Pregnancy to Parenthood approached Dr. Banashree Deb, certified and much loved Dental Surgeon to help bust common myths around child dental care.
So on my first day of college the professor asked us, if our tooth was a living or a non-living part of our body. Let me answer it for you, it is very much a living organ with nerves and blood vessels running through and around it. And thus, we embarked upon our 5yr (and still counting) Dental journey.
As mothers we eagerly wait for the first milk tooth, also called primary tooth, to peek out. And then when these milk teeth develop a deep cavity and the dentist suggests to go for a root canal, many prefer to get it removed since it is JUST a milk tooth.
First of all, let me bust a few myths around child dental care and milk teeth before I go into the details of tooth care and hygiene.
Myth 1: First milk tooth appears when the baby turns 6 months old.
So moms there is something called as Neonatal teeth, that is when the baby is born WITH teeth (usually lower 2 incisors). It’s rare but 2 of my close friends recently gave birth to babies with neonatal teeth, what are the odds! So, although babies usually start teething around 6 months there can be delay in teething too. Please panic only if you see no signs of teething in your 18 month old.
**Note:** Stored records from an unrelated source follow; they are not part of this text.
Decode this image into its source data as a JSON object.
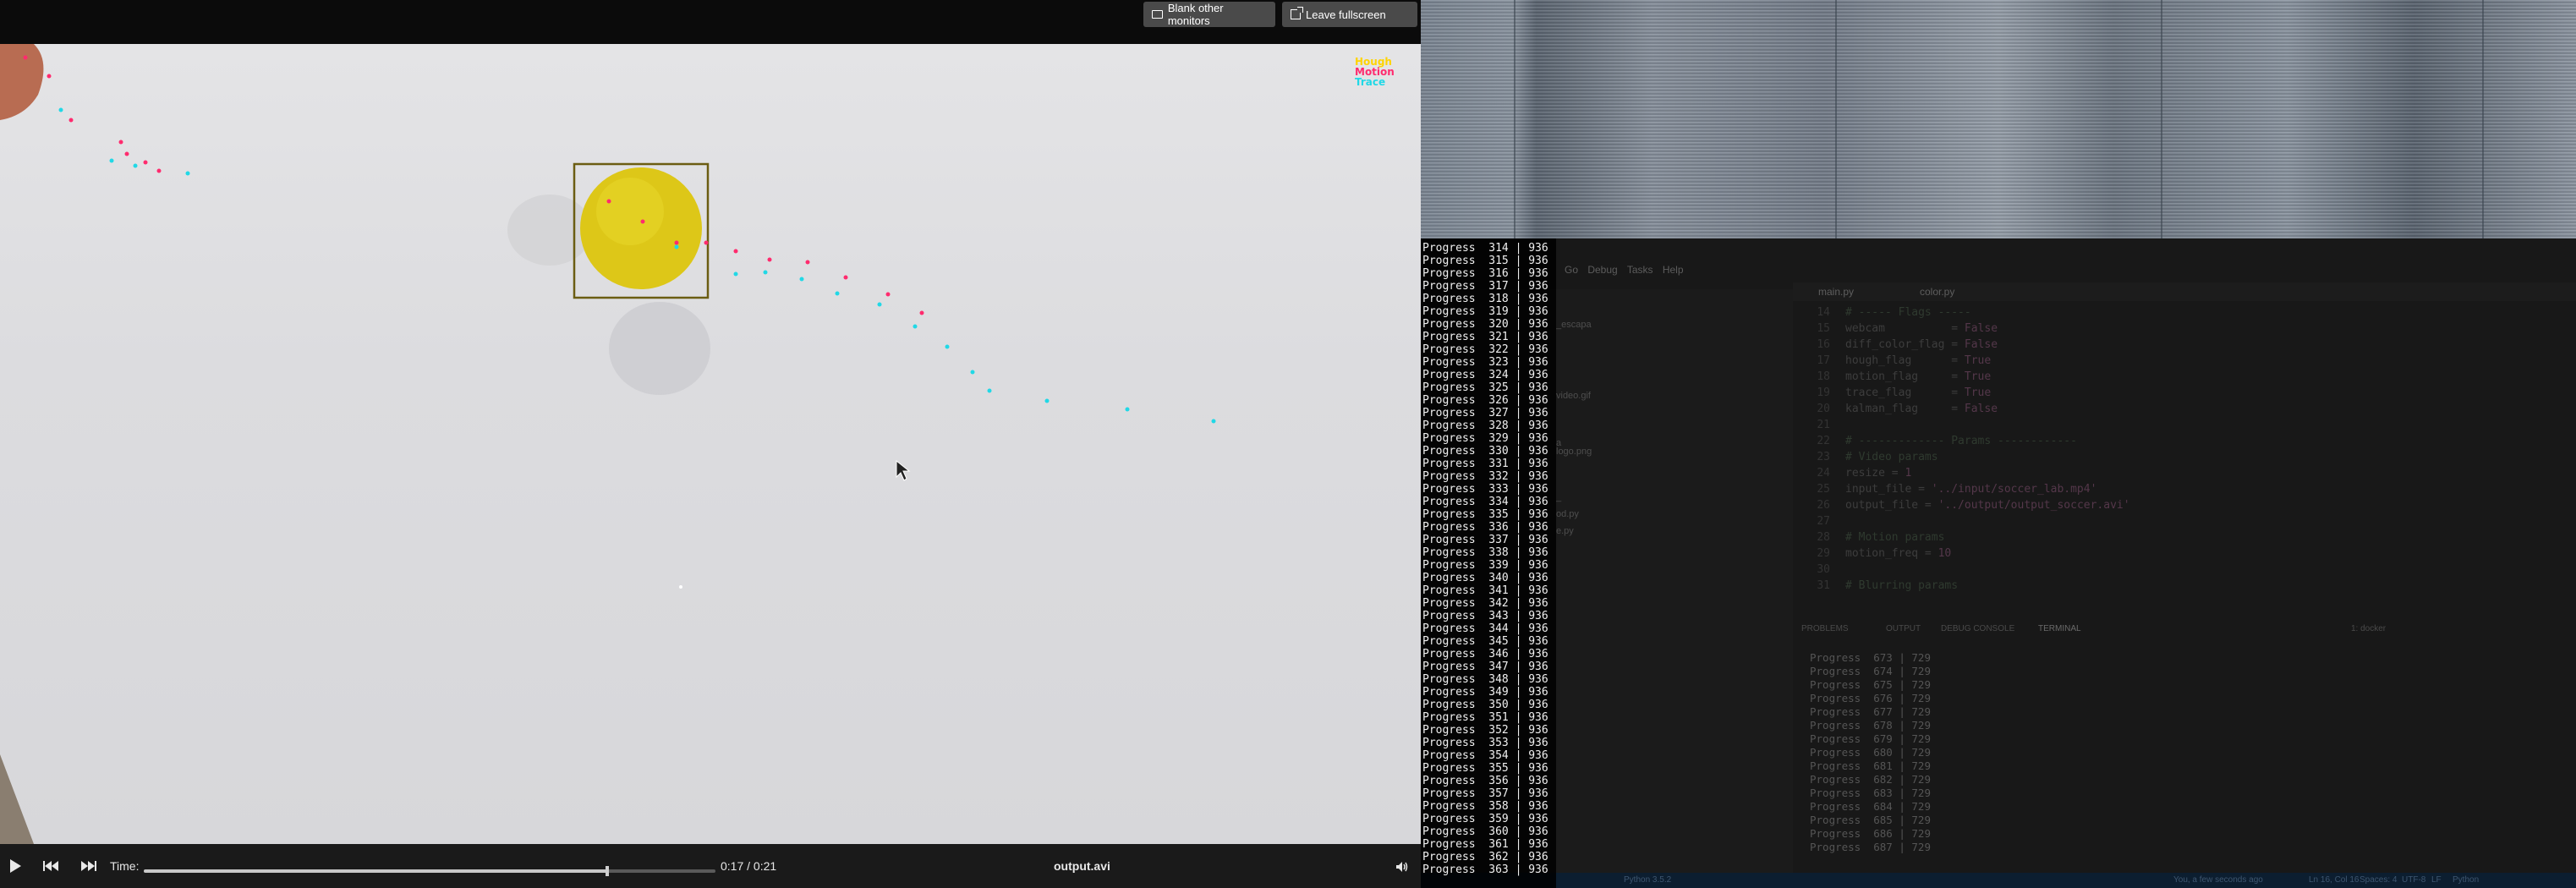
{
  "player": {
    "top_buttons": {
      "blank_monitors": "Blank other monitors",
      "leave_fullscreen": "Leave fullscreen"
    },
    "legend": {
      "hough": "Hough",
      "motion": "Motion",
      "trace": "Trace"
    },
    "legend_colors": {
      "hough": "#ffd400",
      "motion": "#ff2b6e",
      "trace": "#21d8e6"
    },
    "controls": {
      "time_label": "Time:",
      "time_value": "0:17 / 0:21",
      "filename": "output.avi",
      "progress": 0.81
    }
  },
  "console": {
    "total": "936",
    "rows": [
      "314",
      "315",
      "316",
      "317",
      "318",
      "319",
      "320",
      "321",
      "322",
      "323",
      "324",
      "325",
      "326",
      "327",
      "328",
      "329",
      "330",
      "331",
      "332",
      "333",
      "334",
      "335",
      "336",
      "337",
      "338",
      "339",
      "340",
      "341",
      "342",
      "343",
      "344",
      "345",
      "346",
      "347",
      "348",
      "349",
      "350",
      "351",
      "352",
      "353",
      "354",
      "355",
      "356",
      "357",
      "358",
      "359",
      "360",
      "361",
      "362",
      "363"
    ],
    "label": "Progress"
  },
  "ide": {
    "menu": "Go Debug Tasks Help",
    "tabs": {
      "active": "main.py",
      "other": "color.py"
    },
    "sidebar_items": [
      "_escapa",
      "video.gif",
      "a",
      "logo.png",
      "_",
      "od.py",
      "e.py"
    ],
    "code": [
      {
        "ln": "14",
        "text": "# ----- Flags -----"
      },
      {
        "ln": "15",
        "key": "webcam          ",
        "op": "= ",
        "val": "False"
      },
      {
        "ln": "16",
        "key": "diff_color_flag ",
        "op": "= ",
        "val": "False"
      },
      {
        "ln": "17",
        "key": "hough_flag      ",
        "op": "= ",
        "val": "True"
      },
      {
        "ln": "18",
        "key": "motion_flag     ",
        "op": "= ",
        "val": "True"
      },
      {
        "ln": "19",
        "key": "trace_flag      ",
        "op": "= ",
        "val": "True"
      },
      {
        "ln": "20",
        "key": "kalman_flag     ",
        "op": "= ",
        "val": "False"
      },
      {
        "ln": "21",
        "text": ""
      },
      {
        "ln": "22",
        "text": "# ------------- Params ------------"
      },
      {
        "ln": "23",
        "text": "# Video params"
      },
      {
        "ln": "24",
        "key": "resize ",
        "op": "= ",
        "val": "1"
      },
      {
        "ln": "25",
        "key": "input_file ",
        "op": "= ",
        "val": "'../input/soccer_lab.mp4'"
      },
      {
        "ln": "26",
        "key": "output_file ",
        "op": "= ",
        "val": "'../output/output_soccer.avi'"
      },
      {
        "ln": "27",
        "text": ""
      },
      {
        "ln": "28",
        "text": "# Motion params"
      },
      {
        "ln": "29",
        "key": "motion_freq ",
        "op": "= ",
        "val": "10"
      },
      {
        "ln": "30",
        "text": ""
      },
      {
        "ln": "31",
        "text": "# Blurring params"
      }
    ],
    "panel_tabs": [
      "PROBLEMS",
      "OUTPUT",
      "DEBUG CONSOLE",
      "TERMINAL"
    ],
    "terminal_select": "1: docker",
    "terminal_total": "729",
    "terminal_rows": [
      "673",
      "674",
      "675",
      "676",
      "677",
      "678",
      "679",
      "680",
      "681",
      "682",
      "683",
      "684",
      "685",
      "686",
      "687"
    ],
    "status": {
      "left": "Python 3.5.2",
      "msg": "You, a few seconds ago",
      "pos": "Ln 16, Col 16",
      "spaces": "Spaces: 4",
      "enc": "UTF-8",
      "eol": "LF",
      "lang": "Python"
    }
  }
}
Myth 2: No special care needs to be taken for a baby’s mouth since there are no teeth.
Just imagine if our babies were born with full set of teeth 😊.
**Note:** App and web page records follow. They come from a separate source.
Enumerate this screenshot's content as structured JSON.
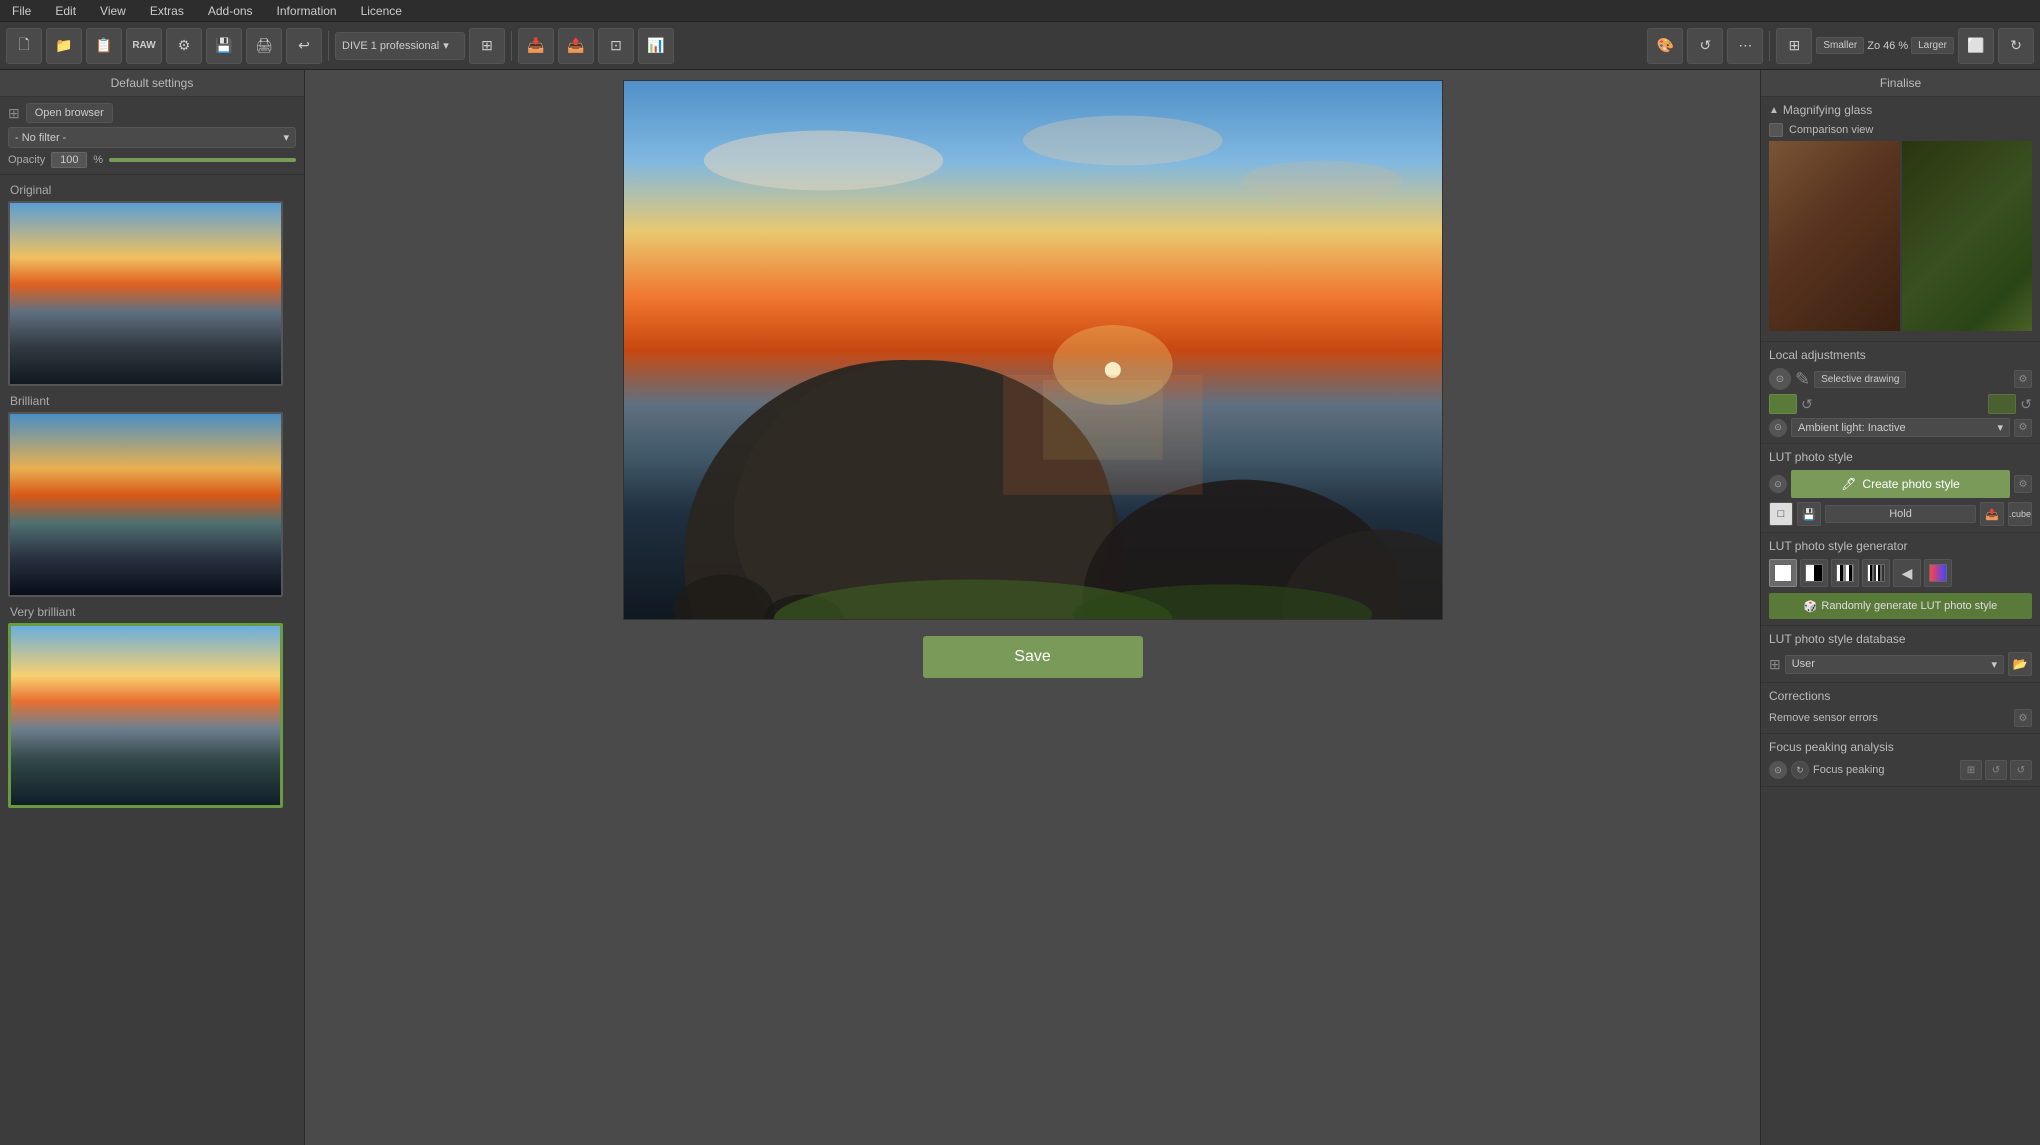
{
  "menu": {
    "items": [
      "File",
      "Edit",
      "View",
      "Extras",
      "Add-ons",
      "Information",
      "Licence"
    ]
  },
  "toolbar": {
    "profile_label": "DIVE 1 professional",
    "zoom_smaller": "Smaller",
    "zoom_value": "46",
    "zoom_percent": "%",
    "zoom_larger": "Larger"
  },
  "left_sidebar": {
    "header": "Default settings",
    "open_browser": "Open browser",
    "filter_label": "- No filter -",
    "opacity_label": "Opacity",
    "opacity_value": "100",
    "opacity_pct": "%",
    "previews": [
      {
        "label": "Original",
        "selected": false
      },
      {
        "label": "Brilliant",
        "selected": false
      },
      {
        "label": "Very brilliant",
        "selected": true
      }
    ]
  },
  "right_sidebar": {
    "header": "Finalise",
    "magnifying_glass": {
      "title": "Magnifying glass",
      "comparison_view": "Comparison view"
    },
    "local_adjustments": {
      "title": "Local adjustments",
      "selective_drawing": "Selective drawing"
    },
    "ambient": {
      "label": "Ambient light: Inactive"
    },
    "lut_photo_style": {
      "title": "LUT photo style",
      "create_button": "Create photo style",
      "hold": "Hold",
      "cube": ".cube"
    },
    "lut_generator": {
      "title": "LUT photo style generator",
      "random_btn": "Randomly generate LUT photo style"
    },
    "lut_database": {
      "title": "LUT photo style database",
      "user_label": "User"
    },
    "corrections": {
      "title": "Corrections",
      "remove_sensor": "Remove sensor errors"
    },
    "focus_peaking": {
      "title": "Focus peaking analysis",
      "focus_label": "Focus peaking"
    }
  },
  "center": {
    "save_button": "Save"
  }
}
Moms even if you can’t see these teeth, the tooth buds are resting in the gum pads. Please make sure to keep the gum pads clean by a clean cloth/cotton at least thrice a day. Also start practicing proper feeding habits as early as possible to make the gums strong for a better foundation to healthy teeth.
Myth 3: It’s better to get a painful decayed milk tooth removed rather than treat it with a filling or root canal.
Did you know early childhood caries affects more than 80% of the kids? So if your dentist is hopeful to save a painful badly decayed milk tooth and not remove it, please understand it’s mainly because – (a) milk teeth help to retain the space for the future permanent teeth which are located just underneath the milk teeth roots (b) milk teeth if extracted prematurely, the neighbouring teeth may drift into the empty space, lock it and prevent the permanent tooth from erupting or it may not erupt into its assigned space.
Myth 4: Dental visits for kids are only required if there’s a toothache.
Well, what can I say to that? We, dentists, are sometimes looked upon as a deadly virus 😊. On a serious note, usually, the last milk tooth to fall is only by the age of 12-13 yrs. So definitely such long-lasting organ has some vital role to play in your well-being, don’t you think? A dentist will be able to able to identify any potential tooth or gum problem, a disorder in biting, suggest rectification of unhealthy habits like night time bottle feeding/ thumb sucking/ nail biting/ bruxism etc.
Sorry, I am not busting tooth fairies myth today! 🙂
Hope, I have been successful in clarifying a few doubts about milk teeth and child dental care, moms. I look forward to sharing some useful practice for better tooth care in my upcoming posts. Smile and let me see some teeth!